**EXERCISE BRIEF**
In the records below, find each line containing the word "true" and copy it.

**DATA TO USE**

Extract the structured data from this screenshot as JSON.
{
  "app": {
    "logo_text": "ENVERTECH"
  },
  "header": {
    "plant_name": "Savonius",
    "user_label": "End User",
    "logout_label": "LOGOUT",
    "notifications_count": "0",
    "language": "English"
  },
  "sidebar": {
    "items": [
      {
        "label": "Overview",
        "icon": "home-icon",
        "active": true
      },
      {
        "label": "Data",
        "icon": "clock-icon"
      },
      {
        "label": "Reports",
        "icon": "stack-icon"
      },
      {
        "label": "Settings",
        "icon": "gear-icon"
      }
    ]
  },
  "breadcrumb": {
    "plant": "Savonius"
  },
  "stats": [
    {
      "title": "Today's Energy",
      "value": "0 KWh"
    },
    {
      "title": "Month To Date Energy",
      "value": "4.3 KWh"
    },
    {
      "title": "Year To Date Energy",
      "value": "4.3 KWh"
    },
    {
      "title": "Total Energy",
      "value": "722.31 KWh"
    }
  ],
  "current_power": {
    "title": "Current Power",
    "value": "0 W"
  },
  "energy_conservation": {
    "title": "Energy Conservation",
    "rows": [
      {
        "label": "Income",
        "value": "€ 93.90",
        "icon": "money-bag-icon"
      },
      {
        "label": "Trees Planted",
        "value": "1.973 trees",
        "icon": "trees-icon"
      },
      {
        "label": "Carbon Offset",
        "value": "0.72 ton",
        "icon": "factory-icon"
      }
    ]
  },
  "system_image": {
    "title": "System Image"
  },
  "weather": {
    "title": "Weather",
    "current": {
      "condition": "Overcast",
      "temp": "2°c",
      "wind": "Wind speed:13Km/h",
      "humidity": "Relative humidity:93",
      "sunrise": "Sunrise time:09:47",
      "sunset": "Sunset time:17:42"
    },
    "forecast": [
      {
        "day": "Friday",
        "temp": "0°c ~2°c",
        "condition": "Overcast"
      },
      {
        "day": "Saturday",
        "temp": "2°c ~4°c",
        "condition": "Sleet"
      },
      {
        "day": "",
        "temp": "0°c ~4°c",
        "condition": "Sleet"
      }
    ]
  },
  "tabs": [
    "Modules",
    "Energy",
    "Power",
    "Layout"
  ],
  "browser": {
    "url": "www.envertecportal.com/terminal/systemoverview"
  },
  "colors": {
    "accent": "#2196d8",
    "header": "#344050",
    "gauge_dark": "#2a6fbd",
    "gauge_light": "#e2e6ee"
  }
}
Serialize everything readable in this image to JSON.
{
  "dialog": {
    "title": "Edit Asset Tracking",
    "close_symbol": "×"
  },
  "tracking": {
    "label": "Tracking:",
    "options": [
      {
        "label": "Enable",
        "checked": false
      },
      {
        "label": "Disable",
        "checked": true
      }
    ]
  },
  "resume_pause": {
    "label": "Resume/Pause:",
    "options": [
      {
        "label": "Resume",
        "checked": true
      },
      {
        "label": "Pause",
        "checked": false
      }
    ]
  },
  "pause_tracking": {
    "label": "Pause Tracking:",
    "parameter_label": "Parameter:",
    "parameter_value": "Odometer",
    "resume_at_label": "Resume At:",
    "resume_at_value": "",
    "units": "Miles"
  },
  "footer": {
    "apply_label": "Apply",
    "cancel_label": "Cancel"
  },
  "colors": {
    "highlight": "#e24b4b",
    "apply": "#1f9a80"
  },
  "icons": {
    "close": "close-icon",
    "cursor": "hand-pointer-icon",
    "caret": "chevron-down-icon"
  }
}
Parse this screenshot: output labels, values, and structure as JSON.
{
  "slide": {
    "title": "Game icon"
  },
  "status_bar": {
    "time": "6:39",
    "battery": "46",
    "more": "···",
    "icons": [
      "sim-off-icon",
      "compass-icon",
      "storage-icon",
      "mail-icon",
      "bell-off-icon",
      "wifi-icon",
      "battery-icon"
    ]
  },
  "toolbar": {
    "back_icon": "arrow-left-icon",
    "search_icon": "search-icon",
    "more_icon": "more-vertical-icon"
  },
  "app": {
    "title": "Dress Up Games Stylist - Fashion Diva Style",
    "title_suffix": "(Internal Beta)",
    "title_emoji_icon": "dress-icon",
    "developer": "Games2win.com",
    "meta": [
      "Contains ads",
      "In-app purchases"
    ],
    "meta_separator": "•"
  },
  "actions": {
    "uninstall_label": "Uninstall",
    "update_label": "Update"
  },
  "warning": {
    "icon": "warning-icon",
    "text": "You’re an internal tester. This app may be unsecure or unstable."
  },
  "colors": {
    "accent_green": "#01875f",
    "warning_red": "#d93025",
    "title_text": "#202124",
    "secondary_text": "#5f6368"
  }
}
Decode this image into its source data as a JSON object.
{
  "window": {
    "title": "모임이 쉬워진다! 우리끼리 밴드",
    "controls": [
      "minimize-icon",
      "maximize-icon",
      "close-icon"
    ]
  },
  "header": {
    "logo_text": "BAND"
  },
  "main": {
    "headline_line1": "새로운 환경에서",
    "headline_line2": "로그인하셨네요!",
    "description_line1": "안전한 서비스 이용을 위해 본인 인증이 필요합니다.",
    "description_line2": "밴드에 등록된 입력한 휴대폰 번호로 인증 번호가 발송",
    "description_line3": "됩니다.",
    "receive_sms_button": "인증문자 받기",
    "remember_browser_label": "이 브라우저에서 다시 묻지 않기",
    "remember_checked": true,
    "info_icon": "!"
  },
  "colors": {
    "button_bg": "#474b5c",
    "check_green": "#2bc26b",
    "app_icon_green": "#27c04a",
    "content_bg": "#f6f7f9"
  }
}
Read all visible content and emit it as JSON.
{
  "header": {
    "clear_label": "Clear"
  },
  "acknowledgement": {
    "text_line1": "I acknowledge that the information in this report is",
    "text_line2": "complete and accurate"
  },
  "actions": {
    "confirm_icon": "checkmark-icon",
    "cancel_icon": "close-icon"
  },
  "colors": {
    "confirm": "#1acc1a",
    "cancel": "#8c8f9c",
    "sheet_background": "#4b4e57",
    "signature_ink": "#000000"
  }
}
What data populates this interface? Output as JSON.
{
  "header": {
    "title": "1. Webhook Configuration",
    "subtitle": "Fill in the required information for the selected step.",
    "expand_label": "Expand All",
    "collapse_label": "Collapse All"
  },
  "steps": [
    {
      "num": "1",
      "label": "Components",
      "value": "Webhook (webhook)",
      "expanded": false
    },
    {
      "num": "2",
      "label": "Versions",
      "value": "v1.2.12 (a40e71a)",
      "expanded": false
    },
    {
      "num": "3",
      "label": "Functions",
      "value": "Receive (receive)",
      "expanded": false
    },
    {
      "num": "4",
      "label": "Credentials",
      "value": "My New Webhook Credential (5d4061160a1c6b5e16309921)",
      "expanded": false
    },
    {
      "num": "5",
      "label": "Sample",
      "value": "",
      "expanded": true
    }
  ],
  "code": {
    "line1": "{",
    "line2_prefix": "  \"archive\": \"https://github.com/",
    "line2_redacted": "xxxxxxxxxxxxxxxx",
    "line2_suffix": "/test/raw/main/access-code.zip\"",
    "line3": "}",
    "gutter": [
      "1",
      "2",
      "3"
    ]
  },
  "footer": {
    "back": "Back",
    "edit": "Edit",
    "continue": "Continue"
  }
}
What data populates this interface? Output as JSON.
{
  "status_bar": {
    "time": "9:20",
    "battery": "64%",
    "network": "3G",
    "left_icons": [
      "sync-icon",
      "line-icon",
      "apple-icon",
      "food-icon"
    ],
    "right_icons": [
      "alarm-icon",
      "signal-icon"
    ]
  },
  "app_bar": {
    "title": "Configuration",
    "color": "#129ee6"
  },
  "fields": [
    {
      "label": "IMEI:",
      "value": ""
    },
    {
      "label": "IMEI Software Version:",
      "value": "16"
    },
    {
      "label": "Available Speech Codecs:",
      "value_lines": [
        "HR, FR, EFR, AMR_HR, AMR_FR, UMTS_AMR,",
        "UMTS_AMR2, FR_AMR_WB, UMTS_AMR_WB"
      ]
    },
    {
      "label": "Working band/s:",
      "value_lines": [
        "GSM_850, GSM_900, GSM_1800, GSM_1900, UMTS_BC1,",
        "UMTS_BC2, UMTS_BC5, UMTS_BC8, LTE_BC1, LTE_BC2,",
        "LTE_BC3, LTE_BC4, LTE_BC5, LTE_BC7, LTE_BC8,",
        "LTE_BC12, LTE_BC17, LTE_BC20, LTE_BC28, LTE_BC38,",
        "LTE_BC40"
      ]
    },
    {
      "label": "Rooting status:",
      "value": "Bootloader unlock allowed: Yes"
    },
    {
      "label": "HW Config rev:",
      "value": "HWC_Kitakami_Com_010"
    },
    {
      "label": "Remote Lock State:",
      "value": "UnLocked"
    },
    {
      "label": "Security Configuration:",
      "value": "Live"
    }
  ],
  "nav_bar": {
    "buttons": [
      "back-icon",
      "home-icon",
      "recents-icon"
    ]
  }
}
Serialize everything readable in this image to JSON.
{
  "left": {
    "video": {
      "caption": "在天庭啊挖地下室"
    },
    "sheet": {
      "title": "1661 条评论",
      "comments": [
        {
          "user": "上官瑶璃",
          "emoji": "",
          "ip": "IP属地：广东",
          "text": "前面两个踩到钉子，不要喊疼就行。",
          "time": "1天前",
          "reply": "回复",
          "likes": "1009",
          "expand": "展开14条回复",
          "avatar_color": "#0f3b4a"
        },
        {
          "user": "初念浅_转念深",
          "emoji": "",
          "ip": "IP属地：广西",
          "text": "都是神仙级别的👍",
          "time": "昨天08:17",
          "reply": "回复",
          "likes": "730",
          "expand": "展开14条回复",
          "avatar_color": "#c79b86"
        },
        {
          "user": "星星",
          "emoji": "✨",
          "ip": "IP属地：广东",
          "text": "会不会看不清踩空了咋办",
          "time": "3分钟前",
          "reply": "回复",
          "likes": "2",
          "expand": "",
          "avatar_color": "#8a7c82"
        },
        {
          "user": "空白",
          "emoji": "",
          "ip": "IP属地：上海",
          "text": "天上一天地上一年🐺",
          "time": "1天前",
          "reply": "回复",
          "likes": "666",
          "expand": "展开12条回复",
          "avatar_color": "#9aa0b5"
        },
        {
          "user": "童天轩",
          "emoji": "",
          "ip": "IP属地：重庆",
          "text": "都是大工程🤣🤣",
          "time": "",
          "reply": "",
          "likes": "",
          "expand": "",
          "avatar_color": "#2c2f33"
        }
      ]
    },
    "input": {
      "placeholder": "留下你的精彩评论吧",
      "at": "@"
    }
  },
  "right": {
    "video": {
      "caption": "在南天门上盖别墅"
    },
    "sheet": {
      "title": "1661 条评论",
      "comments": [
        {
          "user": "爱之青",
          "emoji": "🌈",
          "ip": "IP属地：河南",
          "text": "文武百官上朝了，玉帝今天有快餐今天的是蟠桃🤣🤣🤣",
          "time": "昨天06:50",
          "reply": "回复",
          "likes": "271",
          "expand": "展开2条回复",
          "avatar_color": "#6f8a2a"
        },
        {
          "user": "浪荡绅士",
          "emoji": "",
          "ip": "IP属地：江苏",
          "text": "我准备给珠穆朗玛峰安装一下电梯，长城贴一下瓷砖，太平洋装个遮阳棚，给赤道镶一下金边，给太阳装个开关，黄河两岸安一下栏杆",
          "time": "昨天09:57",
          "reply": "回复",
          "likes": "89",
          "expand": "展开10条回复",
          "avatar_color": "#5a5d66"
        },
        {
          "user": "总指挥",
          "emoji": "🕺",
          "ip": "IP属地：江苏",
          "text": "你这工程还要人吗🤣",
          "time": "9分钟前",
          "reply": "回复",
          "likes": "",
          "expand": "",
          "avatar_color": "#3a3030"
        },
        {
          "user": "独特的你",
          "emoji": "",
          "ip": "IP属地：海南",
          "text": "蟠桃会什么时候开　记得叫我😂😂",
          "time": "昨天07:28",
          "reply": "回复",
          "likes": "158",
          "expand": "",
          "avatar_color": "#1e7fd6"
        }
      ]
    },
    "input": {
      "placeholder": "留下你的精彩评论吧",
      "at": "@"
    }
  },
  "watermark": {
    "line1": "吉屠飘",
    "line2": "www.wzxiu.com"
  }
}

**ANSWER SECTION**
        "active": true
        "checked": true
        "checked": true
    "remember_checked": true,
      "expanded": true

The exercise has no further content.